To claim a deduction for donated cash or property of $250 or more, you must have a written statement from the organization.  Generally you can deduct the fair market value of property rather than cash or a check.

The above is not intended as a complete discussion of this subject.  A tax professional, can help you evaluate your situation, keep you appraised of any legislative changes, and determine the best approach for your individual situation.

 

 

1
Nov

Now is the time to make 2014 charitable gifts of appreciarted assets.

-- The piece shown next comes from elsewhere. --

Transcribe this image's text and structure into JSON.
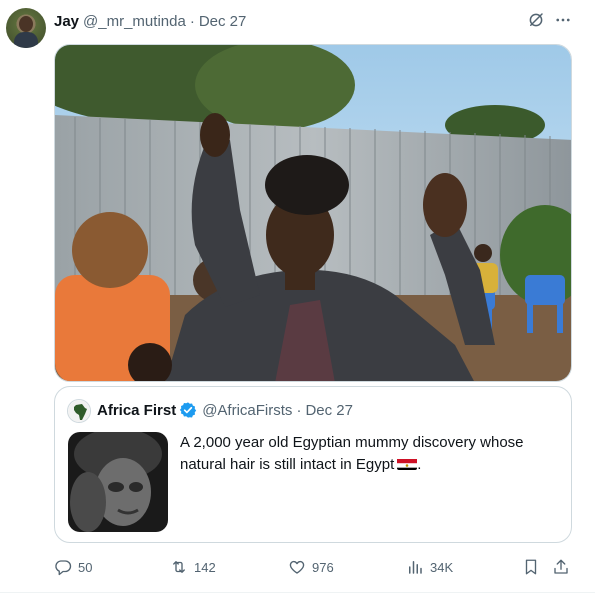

Using appreciated assets for charitable gifts can be very beneficial.  The ta x deduction, if applicable,  is based on the fair market value on the date of the contribution.  The appreciation is not subject to income tax.  There are exceptions and special rules that may reduce or eliminate the benefit of the tax deduction.

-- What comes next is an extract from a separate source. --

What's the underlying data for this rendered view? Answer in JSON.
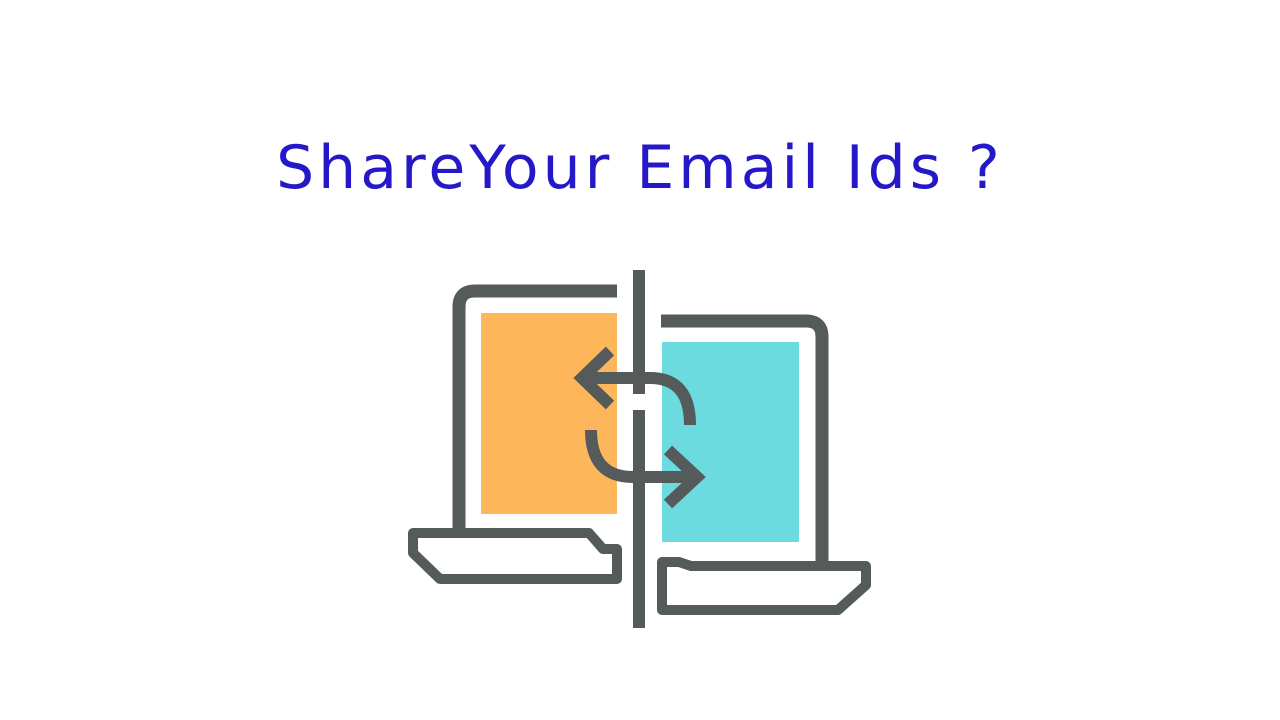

The deduction limitations depend on the type of property given and the type of organization receiving the property.

Avoid using property that has depreciated in value.  The loss on such property cannot be deducted if the property if donated.  Sell the asset if you want to use it to fund a charitable contribution.  You can deduct the loss, subject to limitations and restrictions, if you sell the property and donate the proceeds.

Capital tax rates are determined by the type of asset and the holding period.  The appreciation will be taxed if the gain is does not qualify for capital gains (ordinary gain).    Make sure you have held the property long enough for capital gain treatments.

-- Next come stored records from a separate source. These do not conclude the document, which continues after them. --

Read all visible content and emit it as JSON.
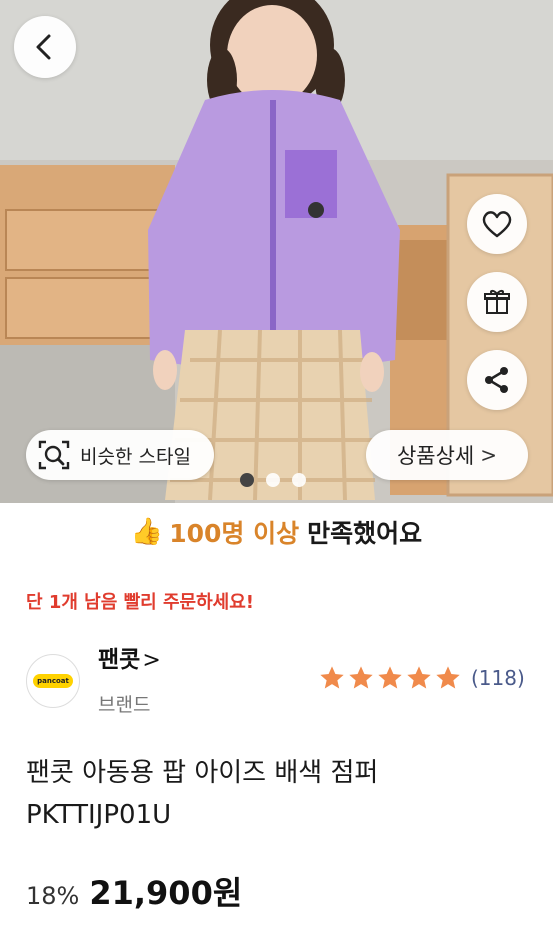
{
  "hero": {
    "similar_style_label": "비슷한 스타일",
    "detail_label": "상품상세",
    "detail_chevron": ">",
    "carousel": {
      "total": 3,
      "active": 0
    }
  },
  "satisfaction": {
    "thumb": "👍",
    "highlight": "100명 이상",
    "rest": "만족했어요"
  },
  "urgency_text": "단 1개 남음 빨리 주문하세요!",
  "brand": {
    "logo_text": "pancoat",
    "name": "팬콧",
    "chevron": ">",
    "subtitle": "브랜드",
    "rating_stars": 5,
    "review_count": "(118)",
    "star_color": "#f08a4b"
  },
  "product": {
    "title": "팬콧 아동용 팝 아이즈 배색 점퍼 PKTTIJP01U",
    "discount": "18%",
    "price": "21,900원"
  },
  "icons": [
    "back-arrow-icon",
    "heart-icon",
    "gift-icon",
    "share-icon",
    "image-search-icon",
    "thumbs-up-icon",
    "star-icon"
  ]
}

Do not assume the information is the same as the last time you used appreciated assets to make a charitable contribution.

Contact the charitable organization before making the contribution.  Verify that the organization is still a “qualified organization”.  Determine what their current procedures are before you make the contributions.  Make sure they will accept the property you want to donate.  Some organizations will not accept property other than cash, checks, credit card, etc.  Those that accept other forms of payment may only accept marketable securities.

Next check with your custodian to find out what their current procedures are. The forms required and the time to process the transaction may have changed.  All custodians (for corporations, brokerage, mutual funds, etc.) procedures are not the same.

Obtain a “qualified appraisal” if the property is not a marketable security.  The procedures are different depending on the type of property and the value of the contribution.

The above is not intended to be a complete discussion of this topic.  Be sure to consult with you tax advisor to determine how the transaction applies to you.

You may not be able to complete the gift before year-end if you wait too long.  Be sure to give your tax advisor adequate time to evaluate the planned transaction and see if the benefits are what you intend.